The brash young men of the revolution were well-cast and energetic in all their youthful enthusiasm. With Enjolras (powerfully played by Nick Yocum) as the dynamic idealist at the helm, how could things possibly go wrong? Of course, wrong they do go, and the production does a nice job of giving us a real sense of loss in watching these schoolboys die in the streets (Yeah, spoiler alert, in a play about a failed French revolution, pretty much everyone dies). In particular, the careful construction of the relationship between Grantaire (Garett Michael Harris) and Gavroche (I think it was played by Andrew Fleming the night I was there, but again, the theatre didn't give us any help in these matters) made for a couple of pitch-perfect moments of the human cost of war.
In addition to the student revolutionaries, the chorus was uniformly strong, with lots of energy and excellent harmonies throughout. There were an awful lot of people on that stage sometimes, and they managed to remain engaged and interesting to watch throughout the show.
And of course, who can help but love the broadly comic Thenardiers, this time charmingly played by Dan Rose and Mary Ann Redhage? Rose brought a surprising (and welcome) subtlety to a role that is traditionally played with more mugging and posturing than a pro wrestling match.

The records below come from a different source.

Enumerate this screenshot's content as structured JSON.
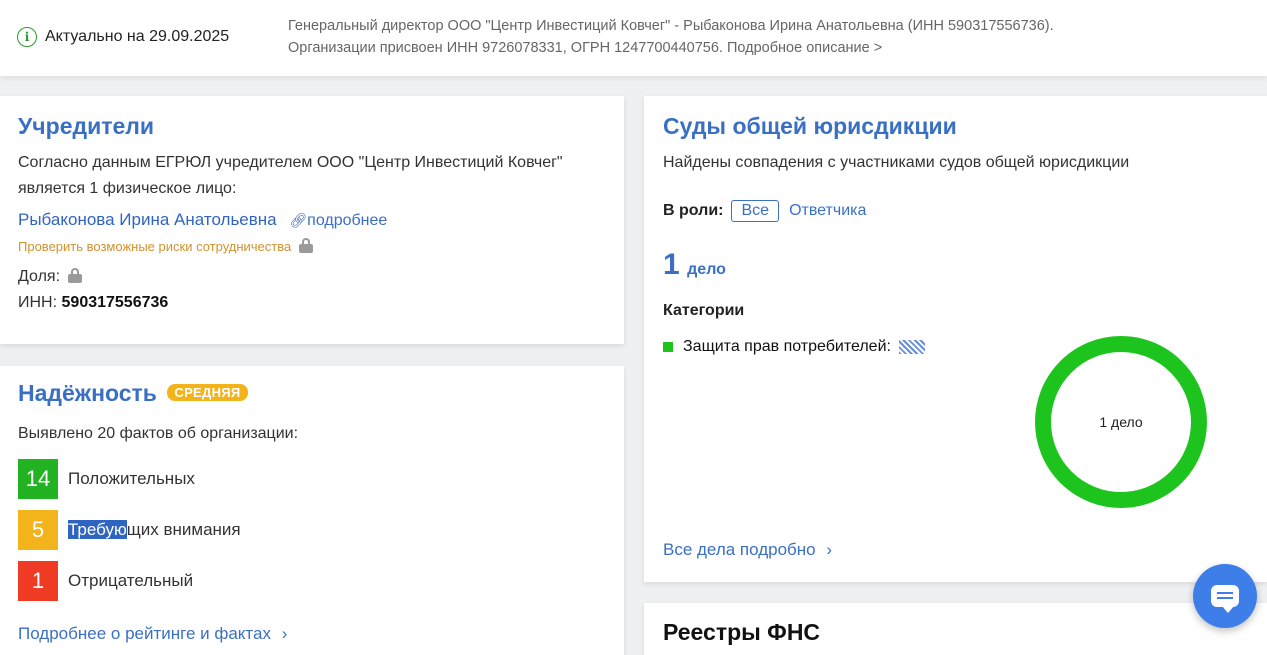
{
  "topbar": {
    "actual_label": "Актуально на 29.09.2025",
    "description_line1": "Генеральный директор ООО \"Центр Инвестиций Ковчег\" - Рыбаконова Ирина Анатольевна (ИНН 590317556736).",
    "description_line2": "Организации присвоен ИНН 9726078331, ОГРН 1247700440756. Подробное описание >"
  },
  "founders": {
    "title": "Учредители",
    "text": "Согласно данным ЕГРЮЛ учредителем ООО \"Центр Инвестиций Ковчег\" является 1 физическое лицо:",
    "person_name": "Рыбаконова Ирина Анатольевна",
    "details_link": "подробнее",
    "risk_link": "Проверить возможные риски сотрудничества",
    "share_label": "Доля:",
    "inn_label": "ИНН:",
    "inn_value": "590317556736"
  },
  "reliability": {
    "title": "Надёжность",
    "badge": "СРЕДНЯЯ",
    "summary": "Выявлено 20 фактов об организации:",
    "facts": [
      {
        "count": "14",
        "label": "Положительных",
        "color": "#22b322"
      },
      {
        "count": "5",
        "label_highlight": "Требую",
        "label_rest": "щих внимания",
        "color": "#f2b31b"
      },
      {
        "count": "1",
        "label": "Отрицательный",
        "color": "#ef3b24"
      }
    ],
    "more_link": "Подробнее о рейтинге и фактах"
  },
  "courts": {
    "title": "Суды общей юрисдикции",
    "text": "Найдены совпадения с участниками судов общей юрисдикции",
    "role_label": "В роли:",
    "role_all": "Все",
    "role_defendant": "Ответчика",
    "count": "1",
    "count_unit": "дело",
    "categories_title": "Категории",
    "category": "Защита прав потребителей:",
    "donut_label": "1 дело",
    "donut_color": "#1ec41e",
    "all_cases_link": "Все дела подробно"
  },
  "fns": {
    "title": "Реестры ФНС"
  }
}
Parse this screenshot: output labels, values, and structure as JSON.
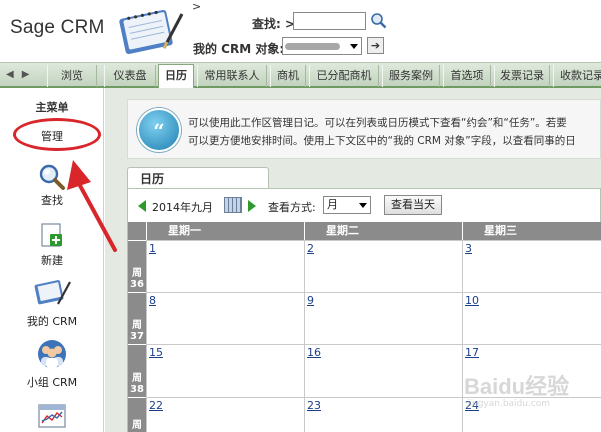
{
  "header": {
    "brand": "Sage CRM",
    "gt_mark": ">",
    "find_label": "查找: >",
    "find_value": "",
    "crm_label": "我的 CRM 对象:",
    "crm_go": "➔"
  },
  "tabs": [
    {
      "label": "浏览",
      "active": false
    },
    {
      "label": "仪表盘",
      "active": false
    },
    {
      "label": "日历",
      "active": true
    },
    {
      "label": "常用联系人",
      "active": false
    },
    {
      "label": "商机",
      "active": false
    },
    {
      "label": "已分配商机",
      "active": false
    },
    {
      "label": "服务案例",
      "active": false
    },
    {
      "label": "首选项",
      "active": false
    },
    {
      "label": "发票记录",
      "active": false
    },
    {
      "label": "收款记录",
      "active": false
    }
  ],
  "sidebar": {
    "title": "主菜单",
    "manage": "管理",
    "items": [
      {
        "label": "查找",
        "icon": "magnifier-icon"
      },
      {
        "label": "新建",
        "icon": "new-icon"
      },
      {
        "label": "我的 CRM",
        "icon": "my-crm-icon"
      },
      {
        "label": "小组 CRM",
        "icon": "team-crm-icon"
      },
      {
        "label": "",
        "icon": "report-icon"
      }
    ]
  },
  "info": {
    "line1": "可以使用此工作区管理日记。可以在列表或日历模式下查看“约会”和“任务”。若要",
    "line2": "可以更方便地安排时间。使用上下文区中的“我的 CRM 对象”字段，以查看同事的日"
  },
  "calendar": {
    "tab_label": "日历",
    "month": "2014年九月",
    "view_label": "查看方式:",
    "view_value": "月",
    "today_button": "查看当天",
    "day_headers": [
      "星期一",
      "星期二",
      "星期三"
    ],
    "weeks": [
      {
        "week_char": "周",
        "week_num": "36",
        "days": [
          "1",
          "2",
          "3"
        ]
      },
      {
        "week_char": "周",
        "week_num": "37",
        "days": [
          "8",
          "9",
          "10"
        ]
      },
      {
        "week_char": "周",
        "week_num": "38",
        "days": [
          "15",
          "16",
          "17"
        ]
      },
      {
        "week_char": "周",
        "week_num": "39",
        "days": [
          "22",
          "23",
          "24"
        ]
      }
    ]
  },
  "watermark": {
    "text": "Baidu经验",
    "sub": "jingyan.baidu.com"
  },
  "colors": {
    "tab_bar": "#c3d3bf",
    "accent_green": "#2e9a2e",
    "annotation_red": "#d8262a",
    "grid_header": "#8b8b8b"
  }
}
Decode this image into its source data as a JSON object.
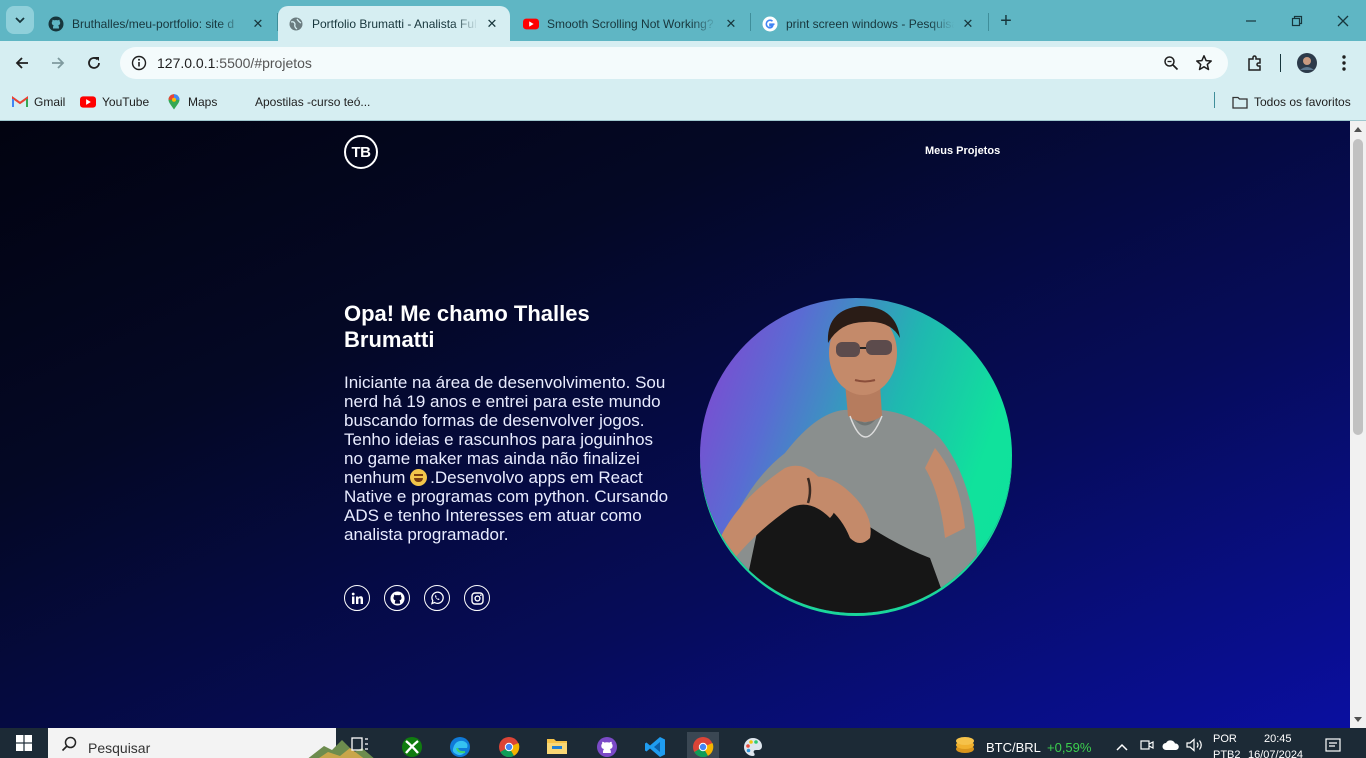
{
  "browser": {
    "tabs": [
      {
        "title": "Bruthalles/meu-portfolio: site d",
        "icon": "github-icon",
        "active": false
      },
      {
        "title": "Portfolio Brumatti - Analista Ful",
        "icon": "globe-icon",
        "active": true
      },
      {
        "title": "Smooth Scrolling Not Working?",
        "icon": "youtube-icon",
        "active": false
      },
      {
        "title": "print screen windows - Pesquisa",
        "icon": "google-icon",
        "active": false
      }
    ],
    "url_host": "127.0.0.1",
    "url_rest": ":5500/#projetos",
    "bookmarks": [
      {
        "label": "Gmail",
        "icon": "gmail-icon"
      },
      {
        "label": "YouTube",
        "icon": "youtube-icon"
      },
      {
        "label": "Maps",
        "icon": "maps-icon"
      },
      {
        "label": "Apostilas -curso teó...",
        "icon": ""
      }
    ],
    "all_bookmarks_label": "Todos os favoritos"
  },
  "page": {
    "logo_text": "TB",
    "nav_link": "Meus Projetos",
    "title": "Opa! Me chamo Thalles Brumatti",
    "intro_before_emoji": "Iniciante na área de desenvolvimento. Sou nerd há 19 anos e entrei para este mundo buscando formas de desenvolver jogos. Tenho ideias e rascunhos para joguinhos no game maker mas ainda não finalizei nenhum",
    "intro_after_emoji": ".Desenvolvo apps em React Native e programas com python. Cursando ADS e tenho Interesses em atuar como analista programador.",
    "emoji": "grinning-sweat-emoji",
    "socials": [
      "linkedin-icon",
      "github-icon",
      "whatsapp-icon",
      "instagram-icon"
    ],
    "colors": {
      "background_top": "#020310",
      "background_bottom": "#0a0fa0",
      "photo_gradient_left": "#8a3fd0",
      "photo_gradient_right": "#0ee39b"
    }
  },
  "taskbar": {
    "search_placeholder": "Pesquisar",
    "ticker_label": "BTC/BRL",
    "ticker_change": "+0,59%",
    "ticker_change_color": "#3ccf4e",
    "lang_top": "POR",
    "lang_bottom": "PTB2",
    "time": "20:45",
    "date": "16/07/2024"
  }
}
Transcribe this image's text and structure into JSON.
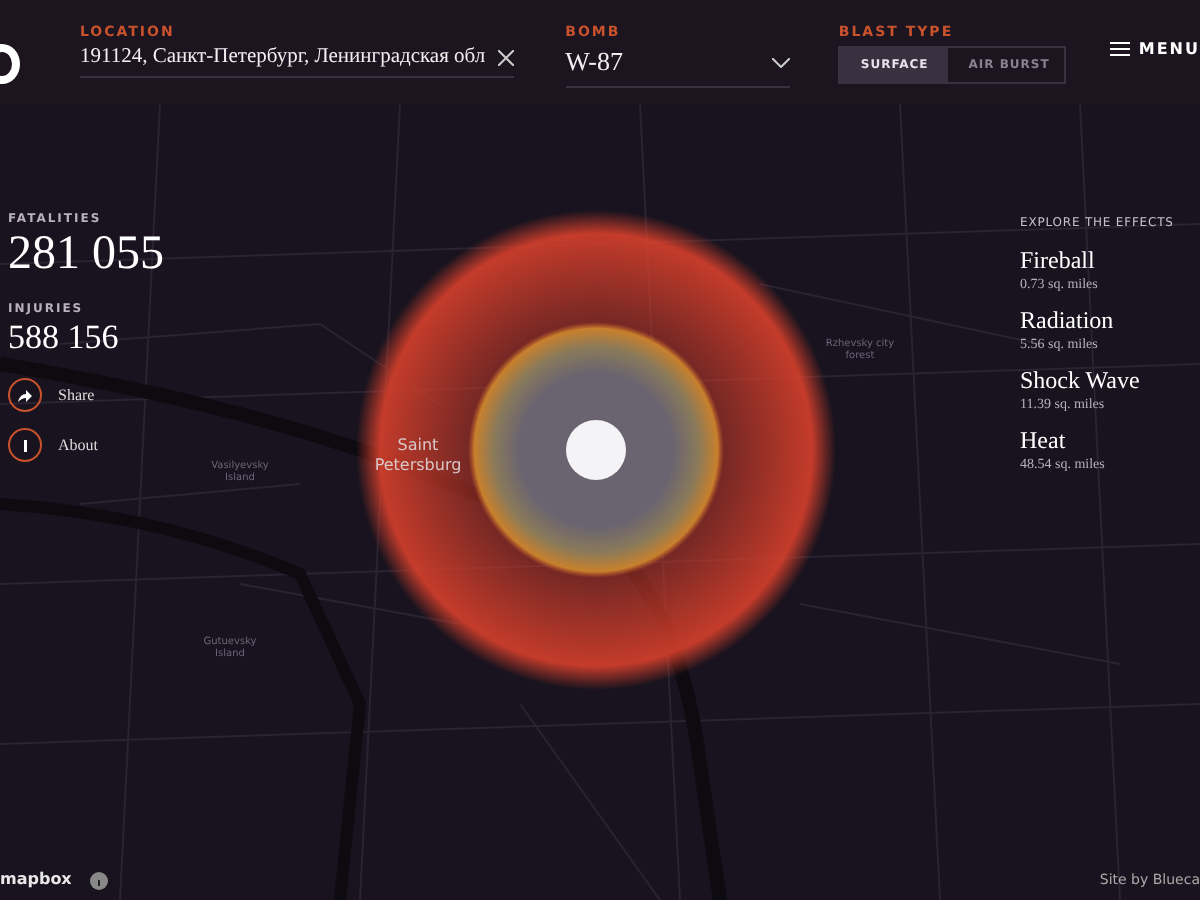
{
  "header": {
    "location": {
      "label": "LOCATION",
      "value": "191124, Санкт-Петербург, Ленинградская обл"
    },
    "bomb": {
      "label": "BOMB",
      "value": "W-87"
    },
    "blast_type": {
      "label": "BLAST TYPE",
      "options": [
        {
          "label": "SURFACE",
          "selected": true
        },
        {
          "label": "AIR BURST",
          "selected": false
        }
      ]
    },
    "menu": "MENU"
  },
  "stats": [
    {
      "label": "FATALITIES",
      "value": "281 055"
    },
    {
      "label": "INJURIES",
      "value": "588 156"
    }
  ],
  "actions": [
    {
      "label": "Share",
      "kind": "share"
    },
    {
      "label": "About",
      "kind": "about"
    }
  ],
  "effects": {
    "title": "EXPLORE THE EFFECTS",
    "items": [
      {
        "name": "Fireball",
        "area": "0.73 sq. miles"
      },
      {
        "name": "Radiation",
        "area": "5.56 sq. miles"
      },
      {
        "name": "Shock Wave",
        "area": "11.39 sq. miles"
      },
      {
        "name": "Heat",
        "area": "48.54 sq. miles"
      }
    ]
  },
  "map": {
    "labels": [
      {
        "text": "Rzhevsky city forest",
        "kind": "area"
      },
      {
        "text": "Vasilyevsky Island",
        "kind": "area"
      },
      {
        "text": "Saint Petersburg",
        "kind": "city"
      },
      {
        "text": "Gutuevsky Island",
        "kind": "area"
      }
    ]
  },
  "footer": {
    "attribution": "mapbox",
    "credit": "Site by Blueca"
  }
}
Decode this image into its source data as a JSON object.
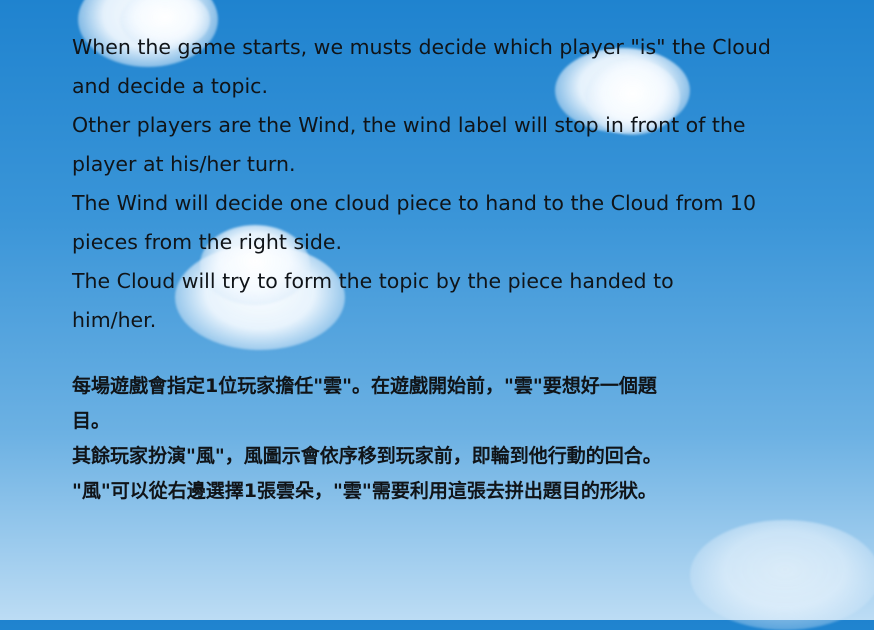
{
  "instructions": {
    "english": [
      "When the game starts, we musts decide which player \"is\" the Cloud",
      "and decide a topic.",
      "Other players are the Wind, the wind label will stop in front of the",
      "player at his/her turn.",
      "The Wind will decide one cloud piece to hand to the Cloud  from 10",
      "pieces from the right side.",
      "The Cloud will try to form the topic by the piece handed to",
      "him/her."
    ],
    "chinese": [
      "每場遊戲會指定1位玩家擔任\"雲\"。在遊戲開始前，\"雲\"要想好一個題",
      "目。",
      "其餘玩家扮演\"風\"，風圖示會依序移到玩家前，即輪到他行動的回合。",
      "\"風\"可以從右邊選擇1張雲朵，\"雲\"需要利用這張去拼出題目的形狀。"
    ]
  }
}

And Redhage's Madame Thenardier was every bit the raucous showboat, completing the Thenardier package with a great sense of fun.
Unfortunately, Randi Hamilton as Fantine fell far short of the bar set by the rest of her cast mates. With little sense of theatrical truth, Hamilton chose to show us in each moment just how hard she - the actress - was working. She repeatedly got in her own way, emoting and fidgeting and generally pushing too hard to the point that her vocals suffered as well.
When it comes down to it, the orchestra may have been the weakest link in the show. They always felt on the verge of falling apart; they rushed tempos that should have taken their time, and were hopelessly ponderous when they should have picked up the pace.
The costumes by Doris Boris were impressive in their sheer volume, and they served the story well, leading the audience with clarity from place to place. Lucy Meyo's lighting design was often a bit clumsy and exaggerated, but a lot of the kinks seemed to work themselves out for a much stronger second act. And Drew Hall's set design made excellent use of the limited space, addressing a number of this show's challenges with creativity and practicality. The barricade and Javert's bridge were notable standouts in Hall's work.
So, though I can't tell you to go see this production (I couldn't have told you to if I'd reviewed it weeks ago - this show sold out in a big way), I can tell you that, if Stagecrafters is putting out products like this, then the state of community theatre in Royal Oak is in good shape, and I look forward to seeing more from these enthusiastic folks!
The Stagecrafters' Production of Les Miserables by Alain Boublil and Claude-Michel Schonberg (Director: Rodel Salazar) closes at The Baldwin Theatre right about now: with their final performance at 2:00 on Sunday, September 29. For information on the rest of their season, visit www.stagecrafters.org.